■ **EXERCISE BRIEF**
Within the data below, count every line that includes "content" and report the total alone.

■ **SUPPLIED DATA**
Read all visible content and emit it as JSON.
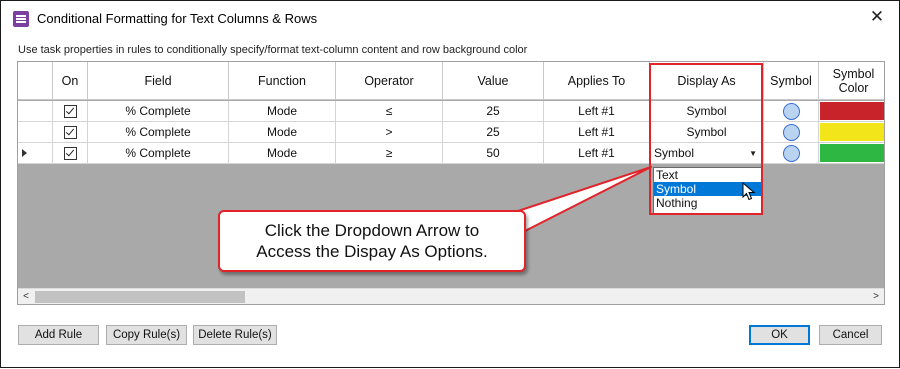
{
  "window": {
    "title": "Conditional Formatting for Text Columns & Rows",
    "close_label": "✕"
  },
  "hint": "Use task properties in rules to conditionally specify/format text-column content and row background color",
  "columns": [
    "On",
    "Field",
    "Function",
    "Operator",
    "Value",
    "Applies To",
    "Display As",
    "Symbol",
    "Symbol Color"
  ],
  "rows": [
    {
      "field": "% Complete",
      "function": "Mode",
      "operator": "≤",
      "value": "25",
      "applies_to": "Left #1",
      "display_as": "Symbol",
      "symbol_color": "#c8222a"
    },
    {
      "field": "% Complete",
      "function": "Mode",
      "operator": ">",
      "value": "25",
      "applies_to": "Left #1",
      "display_as": "Symbol",
      "symbol_color": "#f2e61a"
    },
    {
      "field": "% Complete",
      "function": "Mode",
      "operator": "≥",
      "value": "50",
      "applies_to": "Left #1",
      "display_as": "Symbol",
      "symbol_color": "#2eb843"
    }
  ],
  "dropdown": {
    "options": [
      "Text",
      "Symbol",
      "Nothing"
    ],
    "highlighted": "Symbol"
  },
  "callout": {
    "line1": "Click the Dropdown Arrow to",
    "line2": "Access the Dispay As Options."
  },
  "buttons": {
    "add_rule": "Add Rule",
    "copy_rules": "Copy Rule(s)",
    "delete_rules": "Delete Rule(s)",
    "ok": "OK",
    "cancel": "Cancel"
  },
  "colors": {
    "accent_red": "#e0242a",
    "selection_blue": "#0078d7"
  }
}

■ **RESPONSE AREA**
2